[Items from an interface collection]
☆ ☆ ☆ ☆ ☆

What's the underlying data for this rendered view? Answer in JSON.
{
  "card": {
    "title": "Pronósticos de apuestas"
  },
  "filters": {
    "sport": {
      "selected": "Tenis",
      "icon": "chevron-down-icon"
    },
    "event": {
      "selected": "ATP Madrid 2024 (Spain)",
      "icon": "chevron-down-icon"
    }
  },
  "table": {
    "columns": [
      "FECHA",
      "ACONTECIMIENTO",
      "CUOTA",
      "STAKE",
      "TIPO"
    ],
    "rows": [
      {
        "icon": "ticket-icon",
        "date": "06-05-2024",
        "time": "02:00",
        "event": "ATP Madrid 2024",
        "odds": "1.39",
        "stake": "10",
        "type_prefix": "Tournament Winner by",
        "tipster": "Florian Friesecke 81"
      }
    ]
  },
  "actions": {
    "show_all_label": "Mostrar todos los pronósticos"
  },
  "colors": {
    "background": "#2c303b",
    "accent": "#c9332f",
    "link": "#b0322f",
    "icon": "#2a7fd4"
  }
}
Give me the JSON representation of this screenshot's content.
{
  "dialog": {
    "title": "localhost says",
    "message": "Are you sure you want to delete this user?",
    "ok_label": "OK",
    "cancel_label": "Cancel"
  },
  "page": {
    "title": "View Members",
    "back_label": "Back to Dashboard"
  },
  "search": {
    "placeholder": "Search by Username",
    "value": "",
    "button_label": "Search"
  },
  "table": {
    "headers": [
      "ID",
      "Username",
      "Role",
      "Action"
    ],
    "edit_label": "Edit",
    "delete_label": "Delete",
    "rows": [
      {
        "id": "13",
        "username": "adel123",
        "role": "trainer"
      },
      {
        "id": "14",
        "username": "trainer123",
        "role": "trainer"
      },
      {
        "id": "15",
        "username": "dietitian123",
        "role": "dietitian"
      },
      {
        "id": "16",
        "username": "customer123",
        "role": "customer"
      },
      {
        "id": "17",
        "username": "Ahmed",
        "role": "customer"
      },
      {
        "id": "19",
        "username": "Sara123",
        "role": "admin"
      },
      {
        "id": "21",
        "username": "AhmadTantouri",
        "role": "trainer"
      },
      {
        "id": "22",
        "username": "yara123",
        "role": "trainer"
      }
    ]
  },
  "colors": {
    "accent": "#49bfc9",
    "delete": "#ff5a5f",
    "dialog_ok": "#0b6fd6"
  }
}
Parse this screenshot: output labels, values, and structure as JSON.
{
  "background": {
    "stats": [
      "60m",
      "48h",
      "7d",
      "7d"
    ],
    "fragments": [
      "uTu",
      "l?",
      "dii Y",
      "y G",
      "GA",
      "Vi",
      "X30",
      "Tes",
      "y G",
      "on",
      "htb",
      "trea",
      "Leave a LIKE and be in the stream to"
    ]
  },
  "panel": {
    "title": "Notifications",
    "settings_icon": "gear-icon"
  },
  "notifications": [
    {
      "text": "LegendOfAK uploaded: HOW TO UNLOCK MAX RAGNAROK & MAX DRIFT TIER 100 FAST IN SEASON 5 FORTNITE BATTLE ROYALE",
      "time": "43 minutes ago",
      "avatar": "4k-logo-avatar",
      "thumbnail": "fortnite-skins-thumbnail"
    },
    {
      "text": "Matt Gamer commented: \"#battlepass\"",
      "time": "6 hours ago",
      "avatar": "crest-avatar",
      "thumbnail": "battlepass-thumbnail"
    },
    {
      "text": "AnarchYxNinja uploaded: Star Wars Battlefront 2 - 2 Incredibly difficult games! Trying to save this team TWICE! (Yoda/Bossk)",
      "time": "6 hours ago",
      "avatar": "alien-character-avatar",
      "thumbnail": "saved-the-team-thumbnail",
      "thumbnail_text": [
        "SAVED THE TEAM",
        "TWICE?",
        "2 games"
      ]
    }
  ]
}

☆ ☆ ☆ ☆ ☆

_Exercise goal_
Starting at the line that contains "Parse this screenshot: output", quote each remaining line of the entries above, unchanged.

_Expected output_
Parse this screenshot: output labels, values, and structure as JSON.
{
  "background": {
    "stats": [
      "60m",
      "48h",
      "7d",
      "7d"
    ],
    "fragments": [
      "uTu",
      "l?",
      "dii Y",
      "y G",
      "GA",
      "Vi",
      "X30",
      "Tes",
      "y G",
      "on",
      "htb",
      "trea",
      "Leave a LIKE and be in the stream to"
    ]
  },
  "panel": {
    "title": "Notifications",
    "settings_icon": "gear-icon"
  },
  "notifications": [
    {
      "text": "LegendOfAK uploaded: HOW TO UNLOCK MAX RAGNAROK & MAX DRIFT TIER 100 FAST IN SEASON 5 FORTNITE BATTLE ROYALE",
      "time": "43 minutes ago",
      "avatar": "4k-logo-avatar",
      "thumbnail": "fortnite-skins-thumbnail"
    },
    {
      "text": "Matt Gamer commented: \"#battlepass\"",
      "time": "6 hours ago",
      "avatar": "crest-avatar",
      "thumbnail": "battlepass-thumbnail"
    },
    {
      "text": "AnarchYxNinja uploaded: Star Wars Battlefront 2 - 2 Incredibly difficult games! Trying to save this team TWICE! (Yoda/Bossk)",
      "time": "6 hours ago",
      "avatar": "alien-character-avatar",
      "thumbnail": "saved-the-team-thumbnail",
      "thumbnail_text": [
        "SAVED THE TEAM",
        "TWICE?",
        "2 games"
      ]
    }
  ]
}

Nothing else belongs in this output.